1. Consent-based study

Six out of seven hospitals (all except Haukeland University Hospital, Bergen) have invited fracture patients to participate in a sub-study. The patients who are able and willing to provide written informed consent prior to participating will be asked to fill in questionnaires about lifestyle, smoking, physical activity, alcohol intake, use of medication, history of diseases, previous fractures, falls and EQ-5D for assessment of health related quality of life at baseline and after one year follow-up. For more information contact Lene Bergendal Solberg.

2. Consent-based study with longer follow-up

At one hospital (Drammen) additional data will be collected for the sub-study: Bone mineral density measure (DXA scan) with Vertebral Fracture Assessment (VFA) and Trabecular Bone Structure (TBS) assessed at baseline and after 2 years. Serum bone markers (PINP and CTX) will be assessed at baseline and after 1 year. For more information contact Tove Borgen. 

3. Validation study of forearm fractures

A validation study of forearm fracture diagnoses in the Norwegian Patient Register (NPR) and the Control and Reimbursement of Healthcare Claims registry (KUHR) database is ongoing. The aim is to estimate the completeness and correctness of the ICD-10 (S52)  and ICPC-2 (L72) diagnosis codes, and determine which medical procedure codes can be used to increase the validity of the fracture diagnoses. In addition, the number of forearm fractures  only being treated in primary care will be estimated. For more information contact Cecilie Dahl

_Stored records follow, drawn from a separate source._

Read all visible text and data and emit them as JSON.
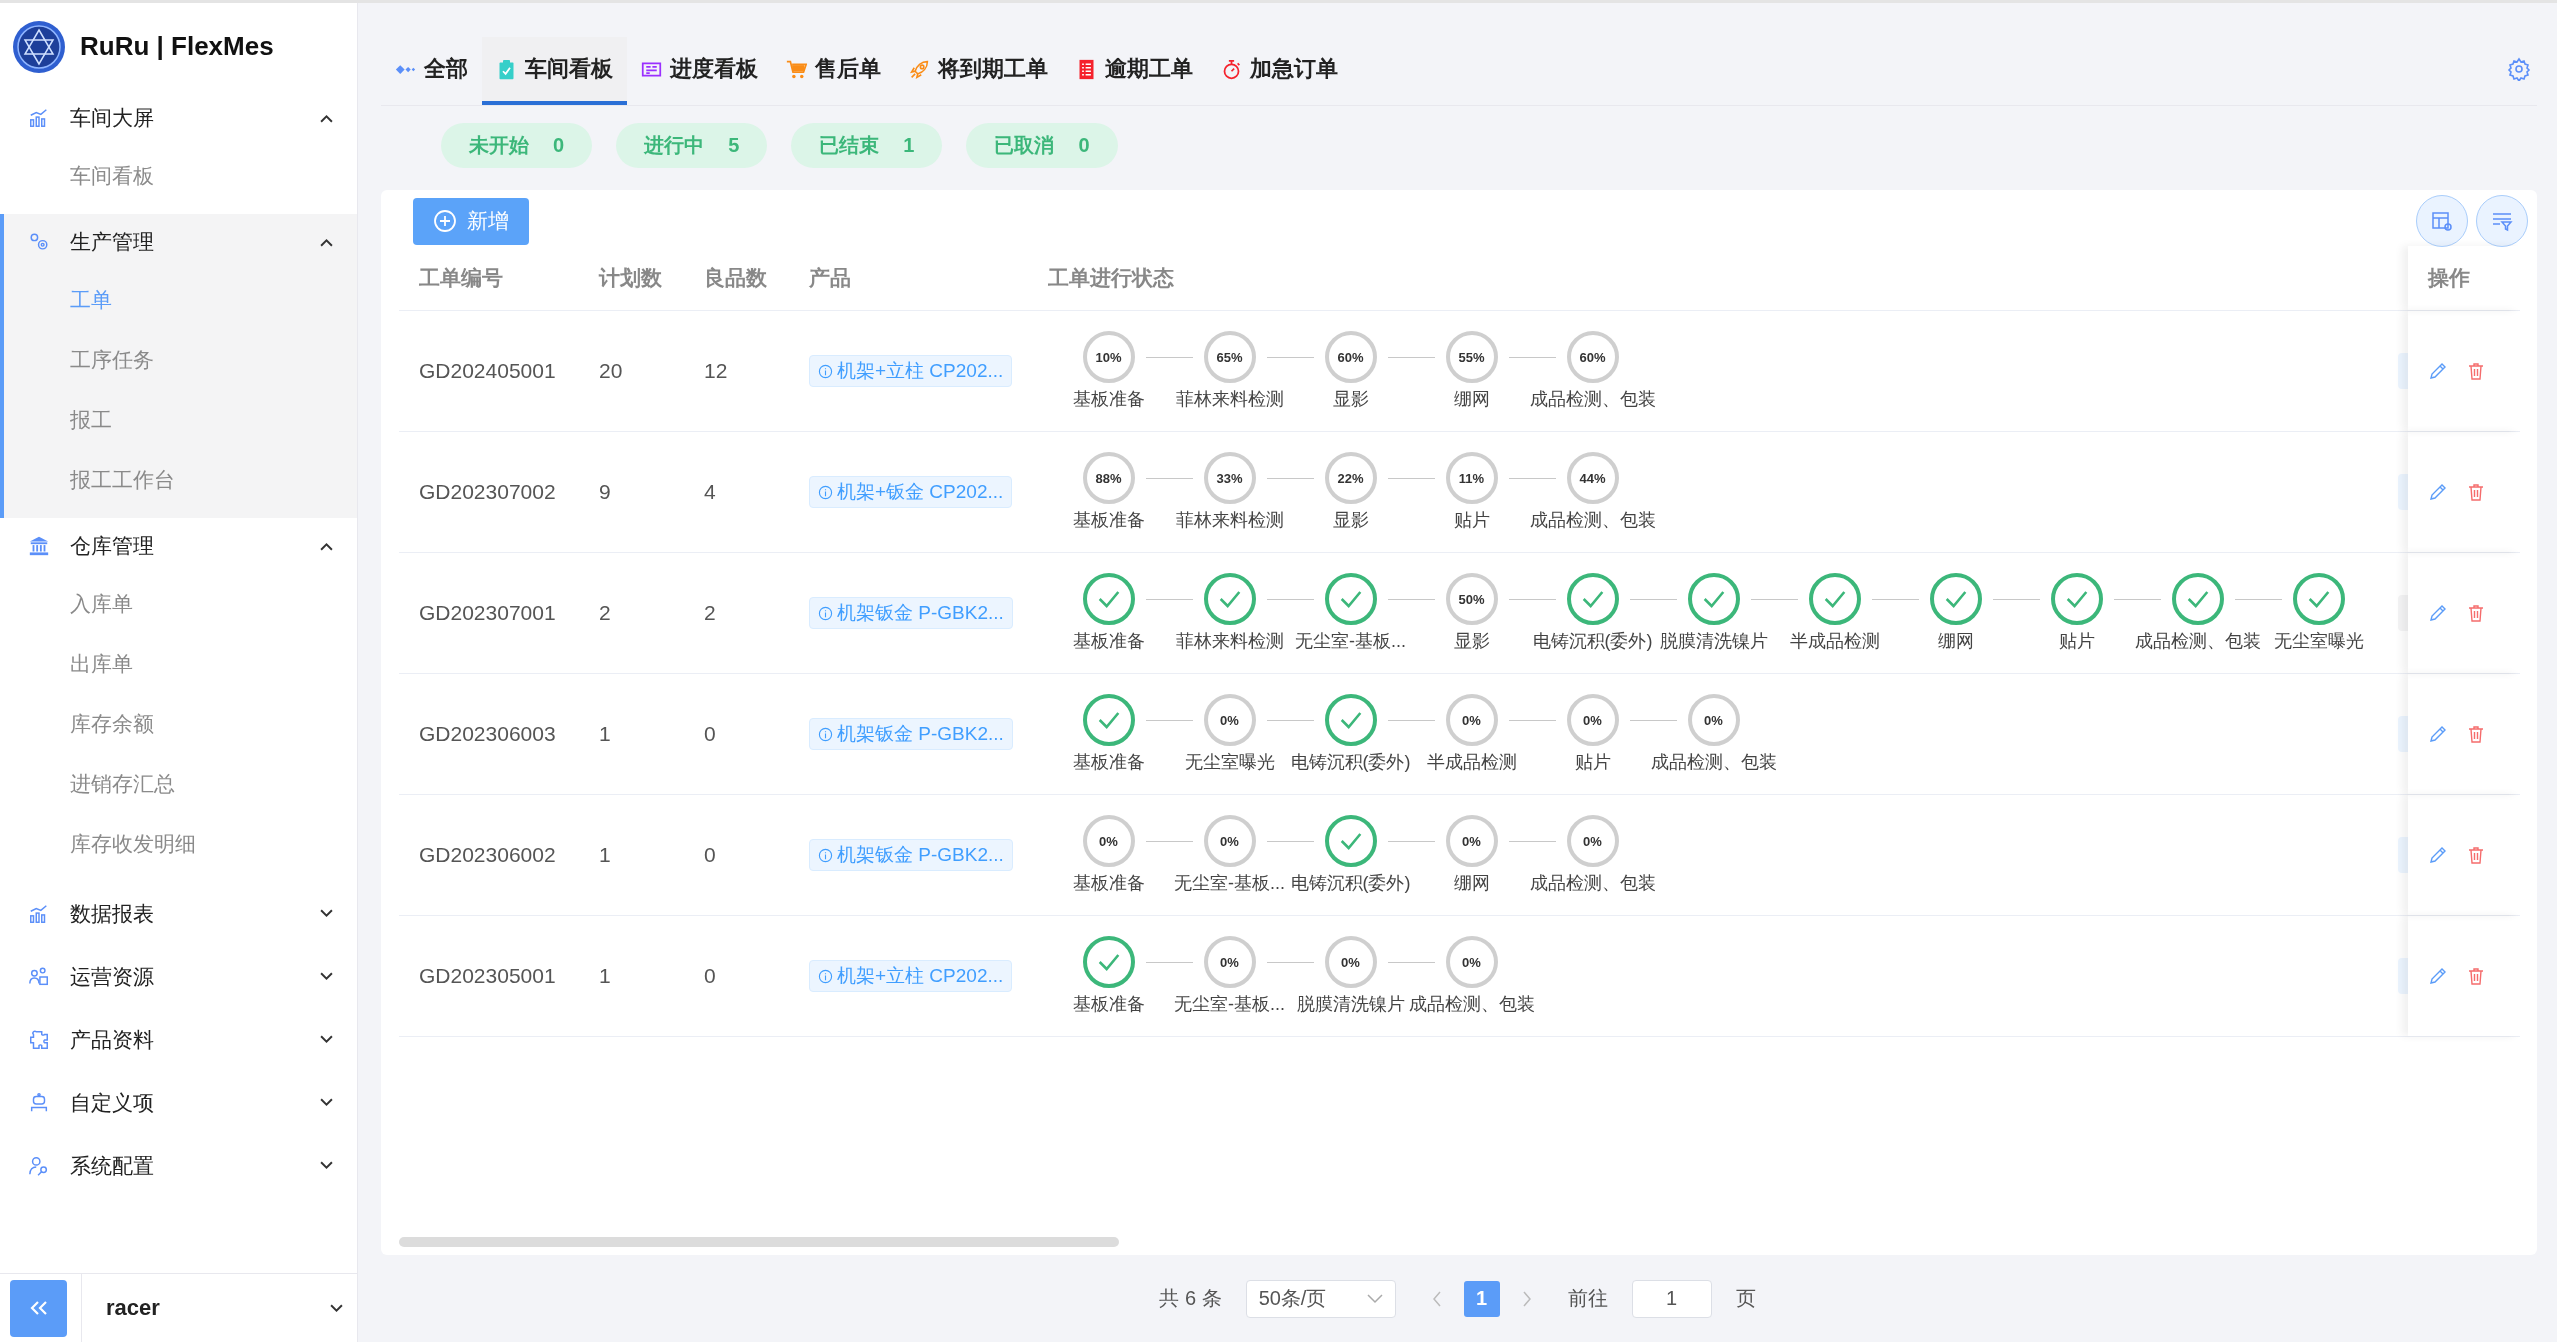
{
  "app": {
    "title": "RuRu | FlexMes"
  },
  "sidebar": {
    "groups": [
      {
        "label": "车间大屏",
        "expanded": true,
        "selected": false,
        "children": [
          {
            "label": "车间看板",
            "selected": false
          }
        ]
      },
      {
        "label": "生产管理",
        "expanded": true,
        "selected": true,
        "children": [
          {
            "label": "工单",
            "selected": true
          },
          {
            "label": "工序任务",
            "selected": false
          },
          {
            "label": "报工",
            "selected": false
          },
          {
            "label": "报工工作台",
            "selected": false
          }
        ]
      },
      {
        "label": "仓库管理",
        "expanded": true,
        "selected": false,
        "children": [
          {
            "label": "入库单",
            "selected": false
          },
          {
            "label": "出库单",
            "selected": false
          },
          {
            "label": "库存余额",
            "selected": false
          },
          {
            "label": "进销存汇总",
            "selected": false
          },
          {
            "label": "库存收发明细",
            "selected": false
          }
        ]
      },
      {
        "label": "数据报表",
        "expanded": false,
        "selected": false
      },
      {
        "label": "运营资源",
        "expanded": false,
        "selected": false
      },
      {
        "label": "产品资料",
        "expanded": false,
        "selected": false
      },
      {
        "label": "自定义项",
        "expanded": false,
        "selected": false
      },
      {
        "label": "系统配置",
        "expanded": false,
        "selected": false
      }
    ],
    "user": {
      "name": "racer"
    }
  },
  "tabs": [
    {
      "label": "全部",
      "selected": false
    },
    {
      "label": "车间看板",
      "selected": true
    },
    {
      "label": "进度看板",
      "selected": false
    },
    {
      "label": "售后单",
      "selected": false
    },
    {
      "label": "将到期工单",
      "selected": false
    },
    {
      "label": "逾期工单",
      "selected": false
    },
    {
      "label": "加急订单",
      "selected": false
    }
  ],
  "status_filters": [
    {
      "label": "未开始",
      "count": "0"
    },
    {
      "label": "进行中",
      "count": "5"
    },
    {
      "label": "已结束",
      "count": "1"
    },
    {
      "label": "已取消",
      "count": "0"
    }
  ],
  "toolbar": {
    "add_button": "新增"
  },
  "table": {
    "columns": [
      "工单编号",
      "计划数",
      "良品数",
      "产品",
      "工单进行状态",
      "操作"
    ],
    "rows": [
      {
        "id": "GD202405001",
        "planned": "20",
        "good": "12",
        "product": "机架+立柱 CP202...",
        "status_tag": {
          "color": "#ecf5ff"
        },
        "steps": [
          {
            "name": "基板准备",
            "kind": "progress",
            "percent": "10%"
          },
          {
            "name": "菲林来料检测",
            "kind": "progress",
            "percent": "65%"
          },
          {
            "name": "显影",
            "kind": "progress",
            "percent": "60%"
          },
          {
            "name": "绷网",
            "kind": "progress",
            "percent": "55%"
          },
          {
            "name": "成品检测、包装",
            "kind": "progress",
            "percent": "60%"
          }
        ]
      },
      {
        "id": "GD202307002",
        "planned": "9",
        "good": "4",
        "product": "机架+钣金 CP202...",
        "status_tag": {
          "color": "#ecf5ff"
        },
        "steps": [
          {
            "name": "基板准备",
            "kind": "progress",
            "percent": "88%"
          },
          {
            "name": "菲林来料检测",
            "kind": "progress",
            "percent": "33%"
          },
          {
            "name": "显影",
            "kind": "progress",
            "percent": "22%"
          },
          {
            "name": "贴片",
            "kind": "progress",
            "percent": "11%"
          },
          {
            "name": "成品检测、包装",
            "kind": "progress",
            "percent": "44%"
          }
        ]
      },
      {
        "id": "GD202307001",
        "planned": "2",
        "good": "2",
        "product": "机架钣金 P-GBK2...",
        "status_tag": {
          "color": "#f4f4f5"
        },
        "steps": [
          {
            "name": "基板准备",
            "kind": "done"
          },
          {
            "name": "菲林来料检测",
            "kind": "done"
          },
          {
            "name": "无尘室-基板...",
            "kind": "done"
          },
          {
            "name": "显影",
            "kind": "progress",
            "percent": "50%"
          },
          {
            "name": "电铸沉积(委外)",
            "kind": "done"
          },
          {
            "name": "脱膜清洗镍片",
            "kind": "done"
          },
          {
            "name": "半成品检测",
            "kind": "done"
          },
          {
            "name": "绷网",
            "kind": "done"
          },
          {
            "name": "贴片",
            "kind": "done"
          },
          {
            "name": "成品检测、包装",
            "kind": "done"
          },
          {
            "name": "无尘室曝光",
            "kind": "done"
          }
        ]
      },
      {
        "id": "GD202306003",
        "planned": "1",
        "good": "0",
        "product": "机架钣金 P-GBK2...",
        "status_tag": {
          "color": "#ecf5ff"
        },
        "steps": [
          {
            "name": "基板准备",
            "kind": "done"
          },
          {
            "name": "无尘室曝光",
            "kind": "progress",
            "percent": "0%"
          },
          {
            "name": "电铸沉积(委外)",
            "kind": "done"
          },
          {
            "name": "半成品检测",
            "kind": "progress",
            "percent": "0%"
          },
          {
            "name": "贴片",
            "kind": "progress",
            "percent": "0%"
          },
          {
            "name": "成品检测、包装",
            "kind": "progress",
            "percent": "0%"
          }
        ]
      },
      {
        "id": "GD202306002",
        "planned": "1",
        "good": "0",
        "product": "机架钣金 P-GBK2...",
        "status_tag": {
          "color": "#ecf5ff"
        },
        "steps": [
          {
            "name": "基板准备",
            "kind": "progress",
            "percent": "0%"
          },
          {
            "name": "无尘室-基板...",
            "kind": "progress",
            "percent": "0%"
          },
          {
            "name": "电铸沉积(委外)",
            "kind": "done"
          },
          {
            "name": "绷网",
            "kind": "progress",
            "percent": "0%"
          },
          {
            "name": "成品检测、包装",
            "kind": "progress",
            "percent": "0%"
          }
        ]
      },
      {
        "id": "GD202305001",
        "planned": "1",
        "good": "0",
        "product": "机架+立柱 CP202...",
        "status_tag": {
          "color": "#ecf5ff"
        },
        "steps": [
          {
            "name": "基板准备",
            "kind": "done"
          },
          {
            "name": "无尘室-基板...",
            "kind": "progress",
            "percent": "0%"
          },
          {
            "name": "脱膜清洗镍片",
            "kind": "progress",
            "percent": "0%"
          },
          {
            "name": "成品检测、包装",
            "kind": "progress",
            "percent": "0%"
          }
        ]
      }
    ]
  },
  "pagination": {
    "total": "共 6 条",
    "page_size": "50条/页",
    "pages": [
      {
        "label": "1",
        "selected": true
      }
    ],
    "goto_label": "前往",
    "goto_value": "1",
    "goto_suffix": "页"
  }
}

Oslo University Hospital

Prof Lars Nordsletten, orthopedic surgeon (Ullevål), Lene B. Solberg, PhD,orthopedic surgeon, Frede Frihagen, PhD, orthopedic surgeon, Prof Erik Fink Eriksen, endocrinologist, Ida Lund, MD, Ruth Aga, MD, Janne Blegen Høglund, Ingvild Hestnes, Ellen Johansson, Mette Bentdal Larsen, nurses, Elise B. Vesterhus, BA 

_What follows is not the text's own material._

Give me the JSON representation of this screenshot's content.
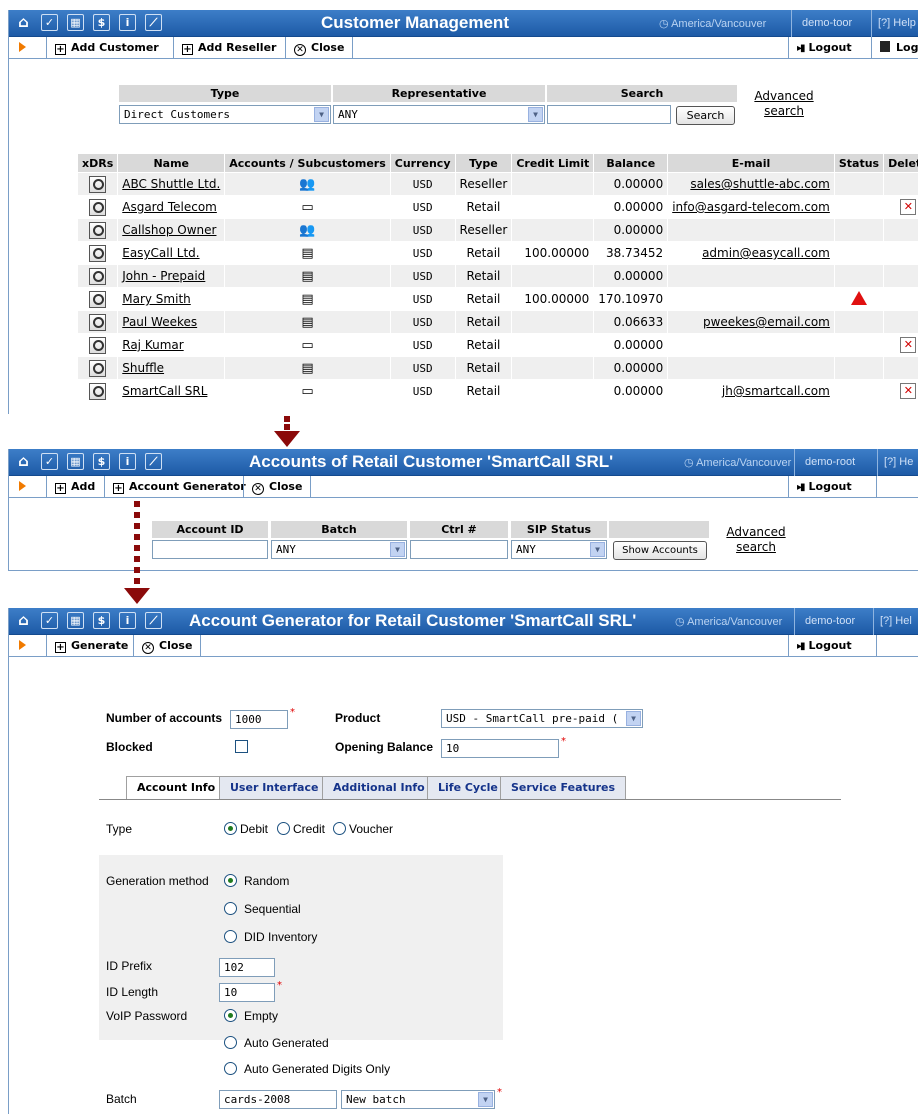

Bærum Hospital

Wender Figved, PhD, orthopedic surgeon, Ellen Tverå Langslet, orthopedic surgeon, Merete Finjar, nurse.

Drammen Hospital

Tove Tveitan Borgen, rheumatologist, key contact person, Lars Michael Hubschle, orthopedic surgeon, Hanne Louise Hoelstad and May-Britt Stenbro are nurses.

Bergen, Haukeland University Hospital

Jan-Erik Gjertsen, PhD, orthopedic surgeon, Clara Gjesdal, PhD, rheumatologist, Ellen Margrete Apalset,PhD, rheumatologist, Mariann Hansen, BA


Jens Stutzer, orthopedic surgeon, Charlotte Råmkes and Solveig Solberg, nurses,Lasse Ørsal, BA.

Trondheim, St. Olavs University Hospital

Trude Basso, PhD, orthopedic resident, Lars Gunnar Johnsen, PhD, orthopaedic surgeon, Prof Unni Syversen, endocrinologist, Mari Hoff, PhD, rheumatologist, Sølvi Liabakk, physiotherapist, Nina Raaness Larsen, Kristine Aavik Haugen, Gry Mette Torstensen and Hilde Kjøsnes Thoresen, nurses.

Norwegian University of Science and Technology

Gunhild Hagen PhD student, health economist

Gunnhild jobber vel på folkehelsa, Torbjørn Wisløff også og må være m

Tromsø, University Hospital of North Norway (UNN)

Åshild Bjørnerem, PhD, gynecologist, Prof Ragnar Joakimsen, endocrinologist, Marit Osima, MD, PhD student, Gunnar Knutsen, PhD, Jan Elvenes, PhD, Karl-Ivar Lorentzen, Ann Kristin Hansen, all orthopaedic surgeons, and nurse Anita Kanniainen, Camilla Andreasen, MD, PhD student

Start - finish

The project was started in 2015, and completed the inclusion phase in 2018. The analysis phase will continue through March 2025.

Published May 12, 2017 3:24 PM - Last modified Aug. 24, 2022 12:50 PM